→ WHAT YOU WILL DO: All of the listing below must be repeated word for word. Pictures are the only thing to omit.

== == ==

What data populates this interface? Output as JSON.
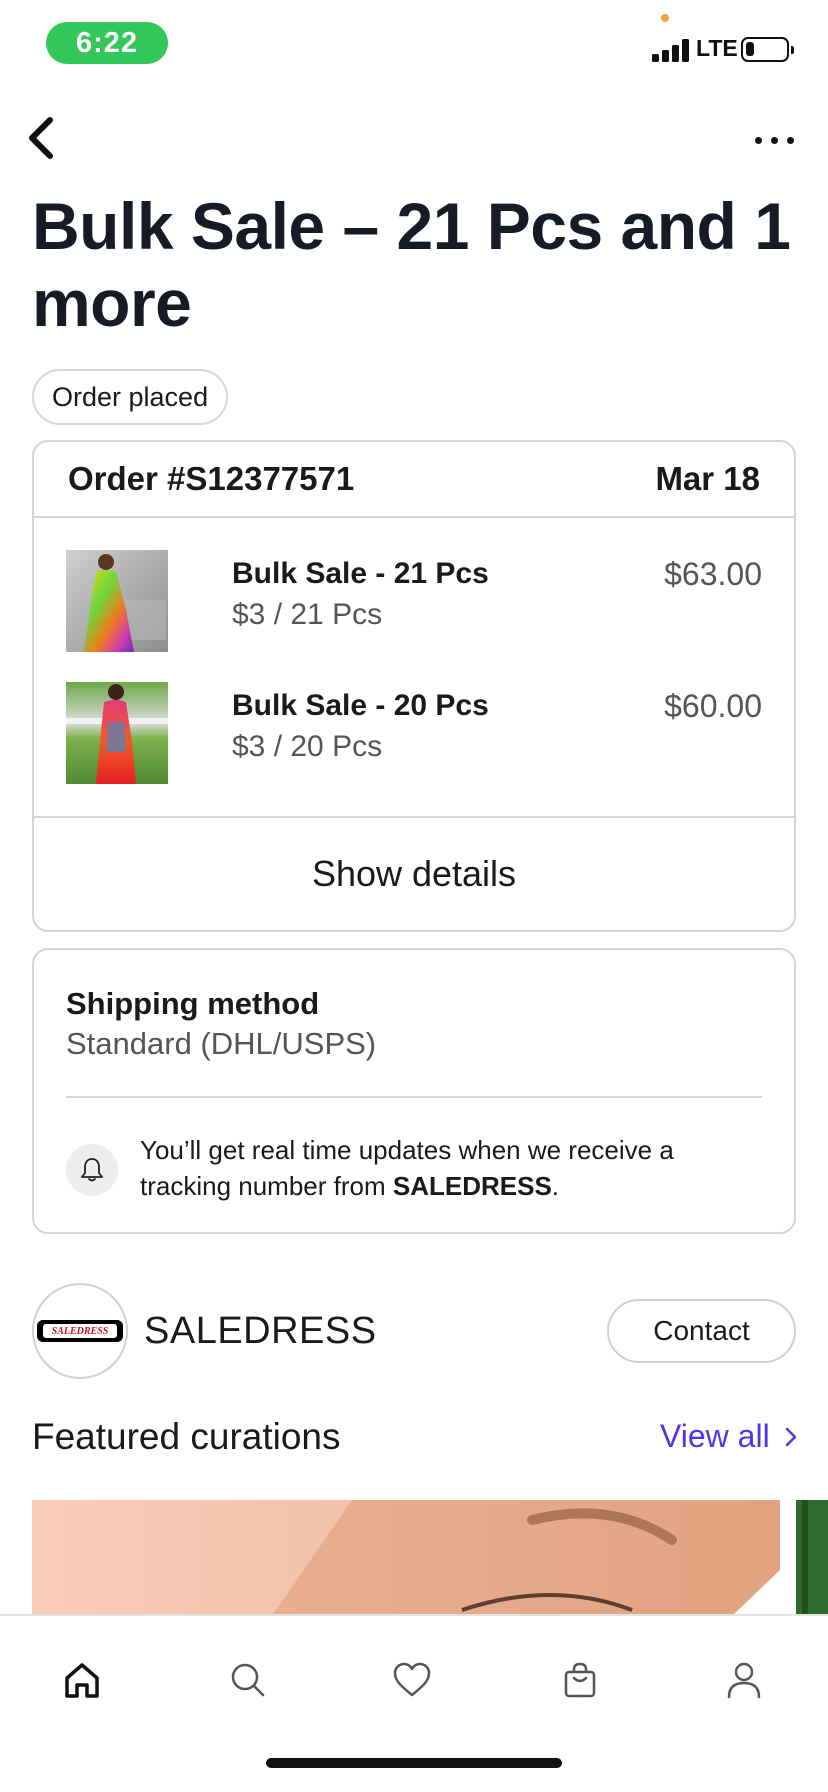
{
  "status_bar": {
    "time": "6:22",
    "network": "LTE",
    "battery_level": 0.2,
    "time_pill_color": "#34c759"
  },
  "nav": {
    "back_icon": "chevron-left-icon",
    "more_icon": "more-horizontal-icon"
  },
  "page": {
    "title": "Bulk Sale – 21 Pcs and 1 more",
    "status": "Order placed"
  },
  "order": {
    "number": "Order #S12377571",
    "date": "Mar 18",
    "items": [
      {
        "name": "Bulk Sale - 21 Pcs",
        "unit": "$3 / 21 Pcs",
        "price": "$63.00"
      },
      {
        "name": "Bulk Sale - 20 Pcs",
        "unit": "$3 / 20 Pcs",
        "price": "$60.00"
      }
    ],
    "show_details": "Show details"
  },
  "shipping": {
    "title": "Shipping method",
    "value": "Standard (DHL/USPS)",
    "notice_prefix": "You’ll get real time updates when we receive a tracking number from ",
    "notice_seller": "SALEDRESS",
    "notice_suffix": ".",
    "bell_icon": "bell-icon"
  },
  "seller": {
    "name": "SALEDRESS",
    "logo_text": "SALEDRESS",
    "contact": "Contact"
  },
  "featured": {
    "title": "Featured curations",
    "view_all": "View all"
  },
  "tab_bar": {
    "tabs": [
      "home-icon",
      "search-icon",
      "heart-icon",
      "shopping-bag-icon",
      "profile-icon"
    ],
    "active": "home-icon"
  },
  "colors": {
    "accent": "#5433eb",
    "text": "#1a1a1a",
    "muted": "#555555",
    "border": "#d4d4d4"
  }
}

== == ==

→ RESPONSE FOR THIS EXERCISE:
What data populates this interface? Output as JSON.
{
  "status_bar": {
    "time": "6:22",
    "network": "LTE",
    "battery_level": 0.2,
    "time_pill_color": "#34c759"
  },
  "nav": {
    "back_icon": "chevron-left-icon",
    "more_icon": "more-horizontal-icon"
  },
  "page": {
    "title": "Bulk Sale – 21 Pcs and 1 more",
    "status": "Order placed"
  },
  "order": {
    "number": "Order #S12377571",
    "date": "Mar 18",
    "items": [
      {
        "name": "Bulk Sale - 21 Pcs",
        "unit": "$3 / 21 Pcs",
        "price": "$63.00"
      },
      {
        "name": "Bulk Sale - 20 Pcs",
        "unit": "$3 / 20 Pcs",
        "price": "$60.00"
      }
    ],
    "show_details": "Show details"
  },
  "shipping": {
    "title": "Shipping method",
    "value": "Standard (DHL/USPS)",
    "notice_prefix": "You’ll get real time updates when we receive a tracking number from ",
    "notice_seller": "SALEDRESS",
    "notice_suffix": ".",
    "bell_icon": "bell-icon"
  },
  "seller": {
    "name": "SALEDRESS",
    "logo_text": "SALEDRESS",
    "contact": "Contact"
  },
  "featured": {
    "title": "Featured curations",
    "view_all": "View all"
  },
  "tab_bar": {
    "tabs": [
      "home-icon",
      "search-icon",
      "heart-icon",
      "shopping-bag-icon",
      "profile-icon"
    ],
    "active": "home-icon"
  },
  "colors": {
    "accent": "#5433eb",
    "text": "#1a1a1a",
    "muted": "#555555",
    "border": "#d4d4d4"
  }
}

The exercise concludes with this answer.